Exercise prompt => Please reproduce the data exactly, though every picture must stay out.

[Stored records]
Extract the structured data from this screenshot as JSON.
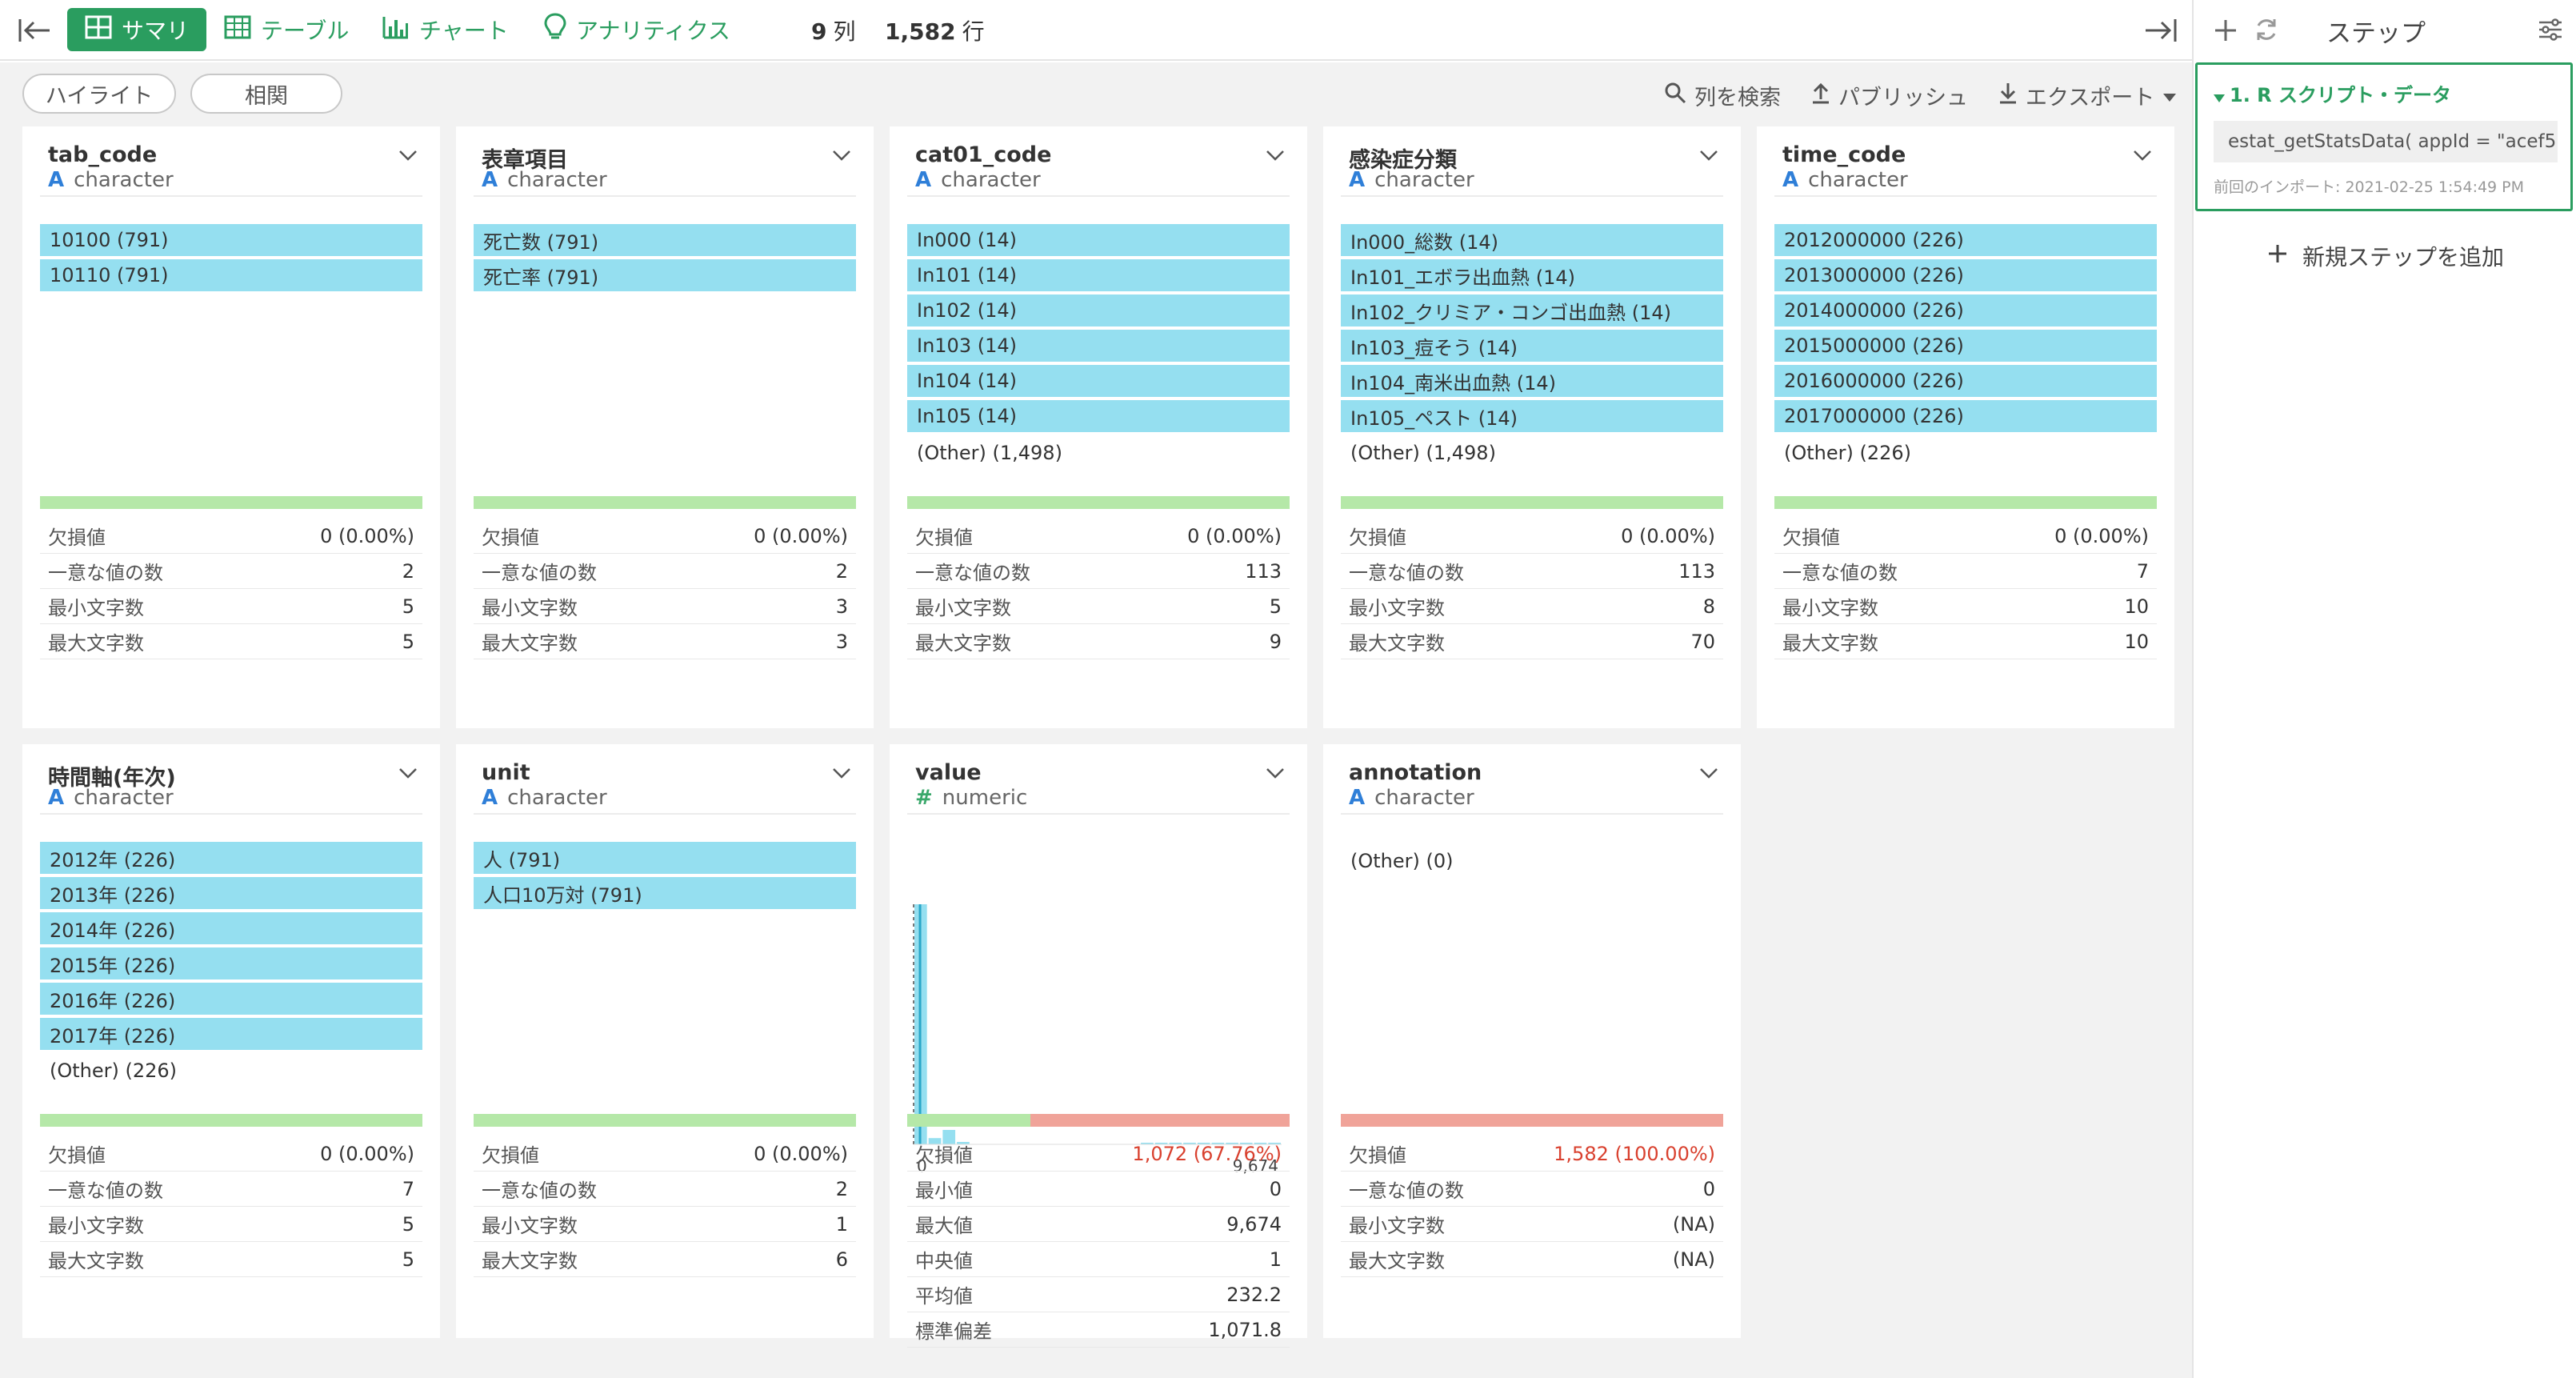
{
  "toolbar": {
    "tabs": [
      {
        "label": "サマリ",
        "icon": "grid-icon"
      },
      {
        "label": "テーブル",
        "icon": "table-icon"
      },
      {
        "label": "チャート",
        "icon": "bar-chart-icon"
      },
      {
        "label": "アナリティクス",
        "icon": "lightbulb-icon"
      }
    ],
    "col_count": "9",
    "col_unit": "列",
    "row_count": "1,582",
    "row_unit": "行"
  },
  "subbar": {
    "highlight": "ハイライト",
    "correlation": "相関",
    "search": "列を検索",
    "publish": "パブリッシュ",
    "export": "エクスポート"
  },
  "columns": [
    {
      "name": "tab_code",
      "type": "character",
      "type_icon": "A",
      "values": [
        "10100 (791)",
        "10110 (791)"
      ],
      "other": "",
      "missing_ratio": 0,
      "stats": [
        [
          "欠損値",
          "0 (0.00%)"
        ],
        [
          "一意な値の数",
          "2"
        ],
        [
          "最小文字数",
          "5"
        ],
        [
          "最大文字数",
          "5"
        ]
      ]
    },
    {
      "name": "表章項目",
      "type": "character",
      "type_icon": "A",
      "values": [
        "死亡数 (791)",
        "死亡率 (791)"
      ],
      "other": "",
      "missing_ratio": 0,
      "stats": [
        [
          "欠損値",
          "0 (0.00%)"
        ],
        [
          "一意な値の数",
          "2"
        ],
        [
          "最小文字数",
          "3"
        ],
        [
          "最大文字数",
          "3"
        ]
      ]
    },
    {
      "name": "cat01_code",
      "type": "character",
      "type_icon": "A",
      "values": [
        "In000 (14)",
        "In101 (14)",
        "In102 (14)",
        "In103 (14)",
        "In104 (14)",
        "In105 (14)"
      ],
      "other": "(Other) (1,498)",
      "missing_ratio": 0,
      "stats": [
        [
          "欠損値",
          "0 (0.00%)"
        ],
        [
          "一意な値の数",
          "113"
        ],
        [
          "最小文字数",
          "5"
        ],
        [
          "最大文字数",
          "9"
        ]
      ]
    },
    {
      "name": "感染症分類",
      "type": "character",
      "type_icon": "A",
      "values": [
        "In000_総数 (14)",
        "In101_エボラ出血熱 (14)",
        "In102_クリミア・コンゴ出血熱 (14)",
        "In103_痘そう (14)",
        "In104_南米出血熱 (14)",
        "In105_ペスト (14)"
      ],
      "other": "(Other) (1,498)",
      "missing_ratio": 0,
      "stats": [
        [
          "欠損値",
          "0 (0.00%)"
        ],
        [
          "一意な値の数",
          "113"
        ],
        [
          "最小文字数",
          "8"
        ],
        [
          "最大文字数",
          "70"
        ]
      ]
    },
    {
      "name": "time_code",
      "type": "character",
      "type_icon": "A",
      "values": [
        "2012000000 (226)",
        "2013000000 (226)",
        "2014000000 (226)",
        "2015000000 (226)",
        "2016000000 (226)",
        "2017000000 (226)"
      ],
      "other": "(Other) (226)",
      "missing_ratio": 0,
      "stats": [
        [
          "欠損値",
          "0 (0.00%)"
        ],
        [
          "一意な値の数",
          "7"
        ],
        [
          "最小文字数",
          "10"
        ],
        [
          "最大文字数",
          "10"
        ]
      ]
    },
    {
      "name": "時間軸(年次)",
      "type": "character",
      "type_icon": "A",
      "values": [
        "2012年 (226)",
        "2013年 (226)",
        "2014年 (226)",
        "2015年 (226)",
        "2016年 (226)",
        "2017年 (226)"
      ],
      "other": "(Other) (226)",
      "missing_ratio": 0,
      "stats": [
        [
          "欠損値",
          "0 (0.00%)"
        ],
        [
          "一意な値の数",
          "7"
        ],
        [
          "最小文字数",
          "5"
        ],
        [
          "最大文字数",
          "5"
        ]
      ]
    },
    {
      "name": "unit",
      "type": "character",
      "type_icon": "A",
      "values": [
        "人 (791)",
        "人口10万対 (791)"
      ],
      "other": "",
      "missing_ratio": 0,
      "stats": [
        [
          "欠損値",
          "0 (0.00%)"
        ],
        [
          "一意な値の数",
          "2"
        ],
        [
          "最小文字数",
          "1"
        ],
        [
          "最大文字数",
          "6"
        ]
      ]
    },
    {
      "name": "value",
      "type": "numeric",
      "type_icon": "#",
      "values": [],
      "other": "",
      "missing_ratio": 0.6776,
      "missing_red": true,
      "stats": [
        [
          "欠損値",
          "1,072 (67.76%)"
        ],
        [
          "最小値",
          "0"
        ],
        [
          "最大値",
          "9,674"
        ],
        [
          "中央値",
          "1"
        ],
        [
          "平均値",
          "232.2"
        ],
        [
          "標準偏差",
          "1,071.8"
        ]
      ]
    },
    {
      "name": "annotation",
      "type": "character",
      "type_icon": "A",
      "values": [],
      "other": "(Other) (0)",
      "missing_ratio": 1.0,
      "missing_red": true,
      "stats": [
        [
          "欠損値",
          "1,582 (100.00%)"
        ],
        [
          "一意な値の数",
          "0"
        ],
        [
          "最小文字数",
          "(NA)"
        ],
        [
          "最大文字数",
          "(NA)"
        ]
      ]
    }
  ],
  "chart_data": {
    "type": "bar",
    "xlim": [
      0,
      9674
    ],
    "tick_labels": [
      "0",
      "9,674"
    ],
    "bins": [
      500,
      13,
      30,
      5,
      0,
      0,
      0,
      0,
      0,
      0,
      0,
      0,
      0,
      0,
      0,
      0,
      3,
      3,
      3,
      3,
      3,
      3,
      3,
      3,
      3,
      3
    ],
    "median": 1,
    "median_line": "dashed"
  },
  "right_panel": {
    "title": "ステップ",
    "step": {
      "name": "1. R スクリプト・データ",
      "code": "estat_getStatsData( appId = \"acef5...",
      "timestamp": "前回のインポート: 2021-02-25 1:54:49 PM"
    },
    "add_step": "新規ステップを追加"
  }
}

Exercise response =>
Extract the structured data from this screenshot as JSON.
{
  "toolbar": {
    "tabs": [
      {
        "label": "サマリ",
        "icon": "grid-icon"
      },
      {
        "label": "テーブル",
        "icon": "table-icon"
      },
      {
        "label": "チャート",
        "icon": "bar-chart-icon"
      },
      {
        "label": "アナリティクス",
        "icon": "lightbulb-icon"
      }
    ],
    "col_count": "9",
    "col_unit": "列",
    "row_count": "1,582",
    "row_unit": "行"
  },
  "subbar": {
    "highlight": "ハイライト",
    "correlation": "相関",
    "search": "列を検索",
    "publish": "パブリッシュ",
    "export": "エクスポート"
  },
  "columns": [
    {
      "name": "tab_code",
      "type": "character",
      "type_icon": "A",
      "values": [
        "10100 (791)",
        "10110 (791)"
      ],
      "other": "",
      "missing_ratio": 0,
      "stats": [
        [
          "欠損値",
          "0 (0.00%)"
        ],
        [
          "一意な値の数",
          "2"
        ],
        [
          "最小文字数",
          "5"
        ],
        [
          "最大文字数",
          "5"
        ]
      ]
    },
    {
      "name": "表章項目",
      "type": "character",
      "type_icon": "A",
      "values": [
        "死亡数 (791)",
        "死亡率 (791)"
      ],
      "other": "",
      "missing_ratio": 0,
      "stats": [
        [
          "欠損値",
          "0 (0.00%)"
        ],
        [
          "一意な値の数",
          "2"
        ],
        [
          "最小文字数",
          "3"
        ],
        [
          "最大文字数",
          "3"
        ]
      ]
    },
    {
      "name": "cat01_code",
      "type": "character",
      "type_icon": "A",
      "values": [
        "In000 (14)",
        "In101 (14)",
        "In102 (14)",
        "In103 (14)",
        "In104 (14)",
        "In105 (14)"
      ],
      "other": "(Other) (1,498)",
      "missing_ratio": 0,
      "stats": [
        [
          "欠損値",
          "0 (0.00%)"
        ],
        [
          "一意な値の数",
          "113"
        ],
        [
          "最小文字数",
          "5"
        ],
        [
          "最大文字数",
          "9"
        ]
      ]
    },
    {
      "name": "感染症分類",
      "type": "character",
      "type_icon": "A",
      "values": [
        "In000_総数 (14)",
        "In101_エボラ出血熱 (14)",
        "In102_クリミア・コンゴ出血熱 (14)",
        "In103_痘そう (14)",
        "In104_南米出血熱 (14)",
        "In105_ペスト (14)"
      ],
      "other": "(Other) (1,498)",
      "missing_ratio": 0,
      "stats": [
        [
          "欠損値",
          "0 (0.00%)"
        ],
        [
          "一意な値の数",
          "113"
        ],
        [
          "最小文字数",
          "8"
        ],
        [
          "最大文字数",
          "70"
        ]
      ]
    },
    {
      "name": "time_code",
      "type": "character",
      "type_icon": "A",
      "values": [
        "2012000000 (226)",
        "2013000000 (226)",
        "2014000000 (226)",
        "2015000000 (226)",
        "2016000000 (226)",
        "2017000000 (226)"
      ],
      "other": "(Other) (226)",
      "missing_ratio": 0,
      "stats": [
        [
          "欠損値",
          "0 (0.00%)"
        ],
        [
          "一意な値の数",
          "7"
        ],
        [
          "最小文字数",
          "10"
        ],
        [
          "最大文字数",
          "10"
        ]
      ]
    },
    {
      "name": "時間軸(年次)",
      "type": "character",
      "type_icon": "A",
      "values": [
        "2012年 (226)",
        "2013年 (226)",
        "2014年 (226)",
        "2015年 (226)",
        "2016年 (226)",
        "2017年 (226)"
      ],
      "other": "(Other) (226)",
      "missing_ratio": 0,
      "stats": [
        [
          "欠損値",
          "0 (0.00%)"
        ],
        [
          "一意な値の数",
          "7"
        ],
        [
          "最小文字数",
          "5"
        ],
        [
          "最大文字数",
          "5"
        ]
      ]
    },
    {
      "name": "unit",
      "type": "character",
      "type_icon": "A",
      "values": [
        "人 (791)",
        "人口10万対 (791)"
      ],
      "other": "",
      "missing_ratio": 0,
      "stats": [
        [
          "欠損値",
          "0 (0.00%)"
        ],
        [
          "一意な値の数",
          "2"
        ],
        [
          "最小文字数",
          "1"
        ],
        [
          "最大文字数",
          "6"
        ]
      ]
    },
    {
      "name": "value",
      "type": "numeric",
      "type_icon": "#",
      "values": [],
      "other": "",
      "missing_ratio": 0.6776,
      "missing_red": true,
      "stats": [
        [
          "欠損値",
          "1,072 (67.76%)"
        ],
        [
          "最小値",
          "0"
        ],
        [
          "最大値",
          "9,674"
        ],
        [
          "中央値",
          "1"
        ],
        [
          "平均値",
          "232.2"
        ],
        [
          "標準偏差",
          "1,071.8"
        ]
      ]
    },
    {
      "name": "annotation",
      "type": "character",
      "type_icon": "A",
      "values": [],
      "other": "(Other) (0)",
      "missing_ratio": 1.0,
      "missing_red": true,
      "stats": [
        [
          "欠損値",
          "1,582 (100.00%)"
        ],
        [
          "一意な値の数",
          "0"
        ],
        [
          "最小文字数",
          "(NA)"
        ],
        [
          "最大文字数",
          "(NA)"
        ]
      ]
    }
  ],
  "chart_data": {
    "type": "bar",
    "xlim": [
      0,
      9674
    ],
    "tick_labels": [
      "0",
      "9,674"
    ],
    "bins": [
      500,
      13,
      30,
      5,
      0,
      0,
      0,
      0,
      0,
      0,
      0,
      0,
      0,
      0,
      0,
      0,
      3,
      3,
      3,
      3,
      3,
      3,
      3,
      3,
      3,
      3
    ],
    "median": 1,
    "median_line": "dashed"
  },
  "right_panel": {
    "title": "ステップ",
    "step": {
      "name": "1. R スクリプト・データ",
      "code": "estat_getStatsData( appId = \"acef5...",
      "timestamp": "前回のインポート: 2021-02-25 1:54:49 PM"
    },
    "add_step": "新規ステップを追加"
  }
}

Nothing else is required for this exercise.